* EXERCISE OBJECTIVE *
Take each line from the material below that includes the string "InspectorDao" and copy it.

* TASK MATERIAL *
* * * *

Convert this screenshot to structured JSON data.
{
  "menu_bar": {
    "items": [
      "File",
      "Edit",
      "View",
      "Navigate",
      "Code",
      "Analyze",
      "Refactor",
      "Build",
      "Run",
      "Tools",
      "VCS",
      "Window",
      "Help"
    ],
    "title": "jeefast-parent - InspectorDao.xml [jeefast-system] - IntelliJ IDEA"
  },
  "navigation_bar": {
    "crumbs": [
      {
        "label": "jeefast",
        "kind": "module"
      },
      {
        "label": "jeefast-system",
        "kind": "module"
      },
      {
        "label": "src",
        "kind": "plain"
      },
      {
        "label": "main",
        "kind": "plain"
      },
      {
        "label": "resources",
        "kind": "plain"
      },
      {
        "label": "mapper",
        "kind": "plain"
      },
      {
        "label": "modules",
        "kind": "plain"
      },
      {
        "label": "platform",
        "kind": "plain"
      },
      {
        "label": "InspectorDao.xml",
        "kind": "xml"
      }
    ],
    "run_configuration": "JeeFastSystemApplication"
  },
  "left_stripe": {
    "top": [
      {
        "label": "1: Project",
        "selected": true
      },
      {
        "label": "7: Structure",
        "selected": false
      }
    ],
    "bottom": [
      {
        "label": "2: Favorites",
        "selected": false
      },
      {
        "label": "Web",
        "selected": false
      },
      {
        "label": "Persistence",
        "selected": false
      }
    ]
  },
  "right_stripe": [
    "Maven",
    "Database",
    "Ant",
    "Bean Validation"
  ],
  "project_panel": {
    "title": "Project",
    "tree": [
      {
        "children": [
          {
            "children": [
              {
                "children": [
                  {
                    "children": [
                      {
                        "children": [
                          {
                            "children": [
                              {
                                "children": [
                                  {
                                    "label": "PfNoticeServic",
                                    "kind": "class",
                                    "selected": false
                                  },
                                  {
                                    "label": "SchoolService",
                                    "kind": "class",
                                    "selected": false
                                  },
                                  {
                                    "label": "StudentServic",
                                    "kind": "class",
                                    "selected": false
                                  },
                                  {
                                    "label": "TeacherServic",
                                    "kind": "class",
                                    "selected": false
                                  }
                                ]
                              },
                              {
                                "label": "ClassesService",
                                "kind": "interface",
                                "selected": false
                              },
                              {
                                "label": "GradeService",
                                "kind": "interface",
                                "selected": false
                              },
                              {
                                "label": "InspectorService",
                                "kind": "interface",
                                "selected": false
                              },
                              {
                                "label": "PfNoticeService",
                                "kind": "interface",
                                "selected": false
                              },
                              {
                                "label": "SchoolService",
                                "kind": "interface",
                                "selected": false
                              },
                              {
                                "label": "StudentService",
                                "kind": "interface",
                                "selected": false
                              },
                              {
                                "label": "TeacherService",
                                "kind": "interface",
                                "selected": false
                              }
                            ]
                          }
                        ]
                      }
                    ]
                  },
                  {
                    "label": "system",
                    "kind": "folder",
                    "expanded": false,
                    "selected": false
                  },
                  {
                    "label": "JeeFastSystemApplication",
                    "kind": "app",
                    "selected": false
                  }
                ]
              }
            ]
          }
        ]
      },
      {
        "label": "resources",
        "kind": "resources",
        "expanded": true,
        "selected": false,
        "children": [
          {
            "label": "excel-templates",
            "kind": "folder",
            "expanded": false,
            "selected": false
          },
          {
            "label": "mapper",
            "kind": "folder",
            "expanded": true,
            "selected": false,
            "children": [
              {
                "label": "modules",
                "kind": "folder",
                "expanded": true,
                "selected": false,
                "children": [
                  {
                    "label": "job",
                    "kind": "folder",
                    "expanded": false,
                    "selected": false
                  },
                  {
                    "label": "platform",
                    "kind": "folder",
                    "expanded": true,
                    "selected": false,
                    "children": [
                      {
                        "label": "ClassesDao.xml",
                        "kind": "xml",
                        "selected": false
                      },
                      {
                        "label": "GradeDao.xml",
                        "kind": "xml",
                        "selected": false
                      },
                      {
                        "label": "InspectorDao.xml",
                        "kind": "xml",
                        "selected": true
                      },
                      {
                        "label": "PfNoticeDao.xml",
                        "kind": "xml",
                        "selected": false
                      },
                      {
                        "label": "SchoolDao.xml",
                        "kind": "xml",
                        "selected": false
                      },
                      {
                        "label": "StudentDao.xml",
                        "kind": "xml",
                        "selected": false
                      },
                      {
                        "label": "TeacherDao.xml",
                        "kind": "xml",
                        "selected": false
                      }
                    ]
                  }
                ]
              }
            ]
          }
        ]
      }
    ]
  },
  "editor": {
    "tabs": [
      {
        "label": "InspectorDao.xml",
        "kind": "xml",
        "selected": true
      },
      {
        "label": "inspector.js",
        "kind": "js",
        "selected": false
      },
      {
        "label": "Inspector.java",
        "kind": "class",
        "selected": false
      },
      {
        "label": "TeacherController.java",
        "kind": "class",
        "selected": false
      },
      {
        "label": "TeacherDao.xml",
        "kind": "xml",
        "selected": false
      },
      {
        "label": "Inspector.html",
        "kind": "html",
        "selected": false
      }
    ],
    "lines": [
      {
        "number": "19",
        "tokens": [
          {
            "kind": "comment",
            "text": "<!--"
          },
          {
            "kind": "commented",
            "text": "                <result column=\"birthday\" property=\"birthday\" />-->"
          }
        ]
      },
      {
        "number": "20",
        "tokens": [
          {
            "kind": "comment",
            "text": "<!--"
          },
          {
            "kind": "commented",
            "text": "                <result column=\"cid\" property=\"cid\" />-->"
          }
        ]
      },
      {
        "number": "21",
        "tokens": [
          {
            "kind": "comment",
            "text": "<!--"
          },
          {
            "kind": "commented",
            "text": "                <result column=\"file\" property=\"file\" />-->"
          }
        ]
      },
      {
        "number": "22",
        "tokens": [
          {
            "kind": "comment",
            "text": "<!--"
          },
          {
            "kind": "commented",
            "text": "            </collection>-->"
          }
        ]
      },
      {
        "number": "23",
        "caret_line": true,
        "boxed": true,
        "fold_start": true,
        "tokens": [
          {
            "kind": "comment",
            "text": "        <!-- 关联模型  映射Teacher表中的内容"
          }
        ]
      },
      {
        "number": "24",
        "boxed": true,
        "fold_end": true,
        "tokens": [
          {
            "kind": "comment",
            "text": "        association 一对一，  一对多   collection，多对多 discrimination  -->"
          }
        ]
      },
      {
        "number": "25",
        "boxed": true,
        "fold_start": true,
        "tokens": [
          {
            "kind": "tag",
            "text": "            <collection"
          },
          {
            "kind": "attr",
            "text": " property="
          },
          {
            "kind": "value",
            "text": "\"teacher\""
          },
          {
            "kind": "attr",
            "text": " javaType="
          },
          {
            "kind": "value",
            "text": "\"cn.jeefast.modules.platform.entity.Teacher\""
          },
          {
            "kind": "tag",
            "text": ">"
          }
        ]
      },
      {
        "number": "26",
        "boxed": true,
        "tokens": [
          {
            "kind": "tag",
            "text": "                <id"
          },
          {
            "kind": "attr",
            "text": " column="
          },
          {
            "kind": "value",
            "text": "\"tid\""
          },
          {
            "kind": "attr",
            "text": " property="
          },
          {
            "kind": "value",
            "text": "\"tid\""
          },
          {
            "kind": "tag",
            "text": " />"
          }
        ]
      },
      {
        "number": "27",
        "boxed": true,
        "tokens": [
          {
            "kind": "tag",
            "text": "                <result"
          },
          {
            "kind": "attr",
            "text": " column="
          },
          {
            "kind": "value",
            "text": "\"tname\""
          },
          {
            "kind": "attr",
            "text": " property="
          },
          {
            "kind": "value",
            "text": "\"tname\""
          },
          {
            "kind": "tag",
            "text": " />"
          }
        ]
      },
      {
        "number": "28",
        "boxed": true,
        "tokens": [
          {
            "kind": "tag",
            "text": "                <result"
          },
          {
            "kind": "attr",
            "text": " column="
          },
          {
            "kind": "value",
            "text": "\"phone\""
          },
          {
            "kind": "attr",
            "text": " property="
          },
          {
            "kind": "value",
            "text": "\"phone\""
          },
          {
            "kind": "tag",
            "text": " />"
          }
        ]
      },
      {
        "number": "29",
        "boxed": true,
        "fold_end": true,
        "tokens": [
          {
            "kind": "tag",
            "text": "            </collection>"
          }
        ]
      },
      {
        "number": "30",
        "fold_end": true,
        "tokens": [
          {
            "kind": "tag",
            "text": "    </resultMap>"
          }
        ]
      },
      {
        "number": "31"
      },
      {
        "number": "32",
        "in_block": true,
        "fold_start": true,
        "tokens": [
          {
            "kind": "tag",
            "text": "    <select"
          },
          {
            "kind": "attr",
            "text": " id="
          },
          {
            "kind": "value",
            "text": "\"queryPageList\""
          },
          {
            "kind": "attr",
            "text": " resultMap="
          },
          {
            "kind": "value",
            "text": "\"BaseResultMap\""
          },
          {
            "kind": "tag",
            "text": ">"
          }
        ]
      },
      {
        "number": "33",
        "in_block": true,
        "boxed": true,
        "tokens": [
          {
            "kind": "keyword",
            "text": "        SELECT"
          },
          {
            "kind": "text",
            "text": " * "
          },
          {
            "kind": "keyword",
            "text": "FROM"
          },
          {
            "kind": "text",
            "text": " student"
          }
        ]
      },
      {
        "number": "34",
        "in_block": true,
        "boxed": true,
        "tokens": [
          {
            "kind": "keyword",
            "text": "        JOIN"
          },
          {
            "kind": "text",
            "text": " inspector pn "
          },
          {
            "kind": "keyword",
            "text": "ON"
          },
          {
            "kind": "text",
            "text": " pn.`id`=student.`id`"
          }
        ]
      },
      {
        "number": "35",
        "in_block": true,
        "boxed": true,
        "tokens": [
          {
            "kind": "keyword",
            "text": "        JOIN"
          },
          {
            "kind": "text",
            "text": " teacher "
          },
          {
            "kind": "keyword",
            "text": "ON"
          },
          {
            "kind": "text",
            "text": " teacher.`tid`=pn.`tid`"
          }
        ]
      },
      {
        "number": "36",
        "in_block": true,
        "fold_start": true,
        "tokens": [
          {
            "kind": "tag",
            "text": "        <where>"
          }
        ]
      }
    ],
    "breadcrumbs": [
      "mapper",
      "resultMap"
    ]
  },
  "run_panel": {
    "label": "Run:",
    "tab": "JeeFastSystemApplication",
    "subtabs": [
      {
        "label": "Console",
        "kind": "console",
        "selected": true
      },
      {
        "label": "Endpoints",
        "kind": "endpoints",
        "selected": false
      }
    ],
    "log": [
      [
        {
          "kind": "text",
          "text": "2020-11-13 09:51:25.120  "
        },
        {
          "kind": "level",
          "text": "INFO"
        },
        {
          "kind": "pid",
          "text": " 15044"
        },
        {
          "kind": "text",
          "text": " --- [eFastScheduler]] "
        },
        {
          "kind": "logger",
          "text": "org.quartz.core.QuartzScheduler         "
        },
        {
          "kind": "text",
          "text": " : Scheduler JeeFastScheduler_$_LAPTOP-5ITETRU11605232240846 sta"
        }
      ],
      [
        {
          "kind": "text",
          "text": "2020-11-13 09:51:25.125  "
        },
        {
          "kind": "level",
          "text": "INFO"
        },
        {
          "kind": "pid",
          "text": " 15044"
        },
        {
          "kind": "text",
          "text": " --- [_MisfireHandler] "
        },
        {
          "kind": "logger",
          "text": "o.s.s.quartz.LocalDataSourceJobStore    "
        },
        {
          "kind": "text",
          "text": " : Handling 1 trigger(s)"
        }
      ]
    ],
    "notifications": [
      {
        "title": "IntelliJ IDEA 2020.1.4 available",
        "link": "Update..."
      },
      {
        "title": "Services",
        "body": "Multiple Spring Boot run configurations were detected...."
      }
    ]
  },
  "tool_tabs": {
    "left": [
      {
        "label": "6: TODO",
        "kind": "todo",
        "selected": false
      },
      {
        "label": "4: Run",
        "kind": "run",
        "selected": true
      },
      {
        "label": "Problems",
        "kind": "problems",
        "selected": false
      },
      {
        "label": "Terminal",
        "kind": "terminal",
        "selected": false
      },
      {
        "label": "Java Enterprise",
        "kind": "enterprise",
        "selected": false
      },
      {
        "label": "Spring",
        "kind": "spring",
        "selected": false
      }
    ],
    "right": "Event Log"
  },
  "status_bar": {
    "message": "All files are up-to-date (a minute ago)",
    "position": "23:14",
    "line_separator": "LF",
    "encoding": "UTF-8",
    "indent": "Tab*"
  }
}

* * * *

* FINAL ANSWER *
    "title": "jeefast-parent - InspectorDao.xml [jeefast-system] - IntelliJ IDEA"
        "label": "InspectorDao.xml",
                        "label": "InspectorDao.xml",
        "label": "InspectorDao.xml",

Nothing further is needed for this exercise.